Based on the video game of the same name (minus the obvious branding), Pokemon Detective Pikachu is a 2019 movie, part live action and part CGI. Tim Goodman (Justice Smith, Jurassic World) returns to Ryme City, where Pokemon roam free, and battling is forbidden, after learning his detective father has died in an accident. Tim soon comes across his father’s talking Pikachu (Ryan Reynolds), and the two set out to discover the truth, with the aid of aspiring journalist, Lucy (Kathryn Newton, Supernatural) and her Psyduck.
+ I wasn’t thrilled at Reynold’s casting as the titular Pikachu, but dang it if this didn’t dissipate at his very first scene. The snark and sass Reynolds-Pikachu has is hilarious, and combined with the, frankly, incredible animation on the furry (furry!) yellow rodent make him a standout in CGI animation history
+ in fact, all the Pokemon themselves, in every way, are a huge positive. They all look fantastic, and none look out of place in Ryme City, or the greater world being crafted. A Golurk standing guard outside a police station, where Police Arcanine (or in-training Growlithe) wander around makes total sense, and looks exactly was you want it to. A group of Loudred dropping the bass a living subwoofers made me giddy like a child, and flocks of Pidgey, semi-domesticated Aipom or random bugs and grass Pokemon in the forests are just treated as every day occurrences

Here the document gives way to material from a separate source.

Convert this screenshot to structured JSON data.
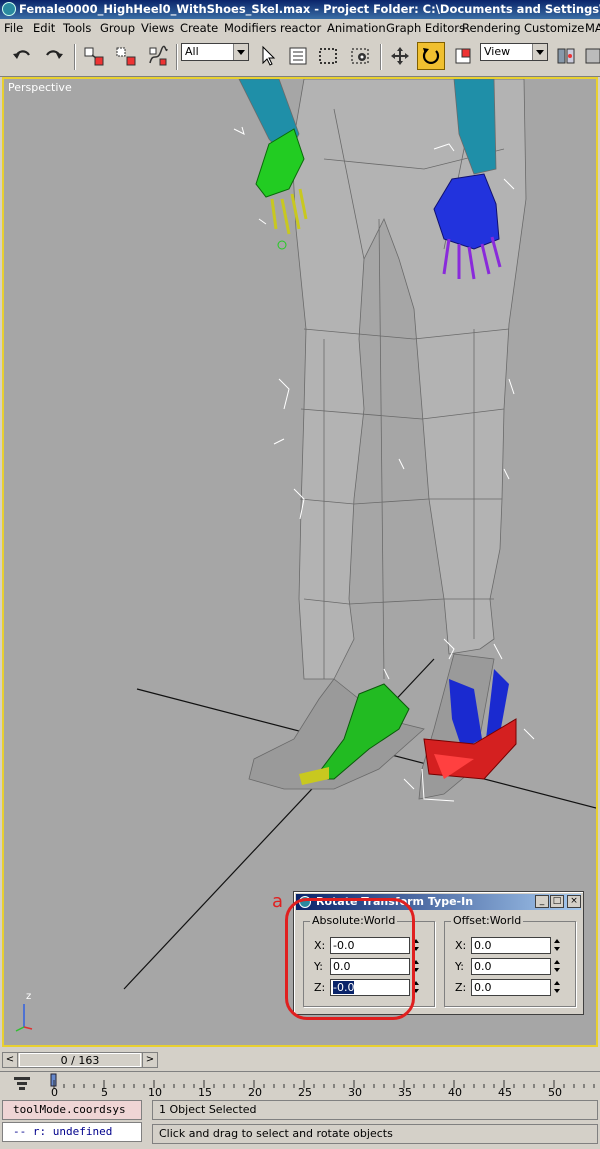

+ this version of a world full of Pokemon was incredible from the first moment you see Ryme City. I legitimately got a little bit emotional as the movie swept across the streets, where humans and Pokemon lived in harmony together. The larger world, both seen and only mentioned, also to really help tie this movie into the grander lore of everything Pokemon
– all the human cast, but particularly the two main character, Tim (Smith) and Lucy (Newton) are bland, and only ever seem to take the focus off the monsters around them (a phrase I could have used for the recent Godzilla II, as well). I’m a big fan of Bill Nighy, but he was not used to his potential as entrepreneur Howard Clifford, and Ken Watanabe was little more than a cameo as Police Detective Hideo Yoshida
– there are some real plot holes by the conclusion of the film, some of which are hand-waved as ‘don’t think about it’, and others which should realistically ruin the entire premise of the movie, but I guess you can just not think about those as well
> watching this movie, I had the same child-like feeling of glee as when I watched Spider-man: Into the SpiderVerse recently. They are not films for children, necessarily (though this may be more than that was), but they tap into that nostalgia percetly
Should you see this film: Absolutely, with the caveat that non-Pokemon fans may not love it as much as I did. This is first and foremost a comedy, which surely everyone can enjoy on some level, but fans of the Pokemon series will find more to keep their interest. It was a bold move not to have the first live action movie featuring Ash/Red, but I think it paid off in spades, and I look forward to whatever direction the films go in the future.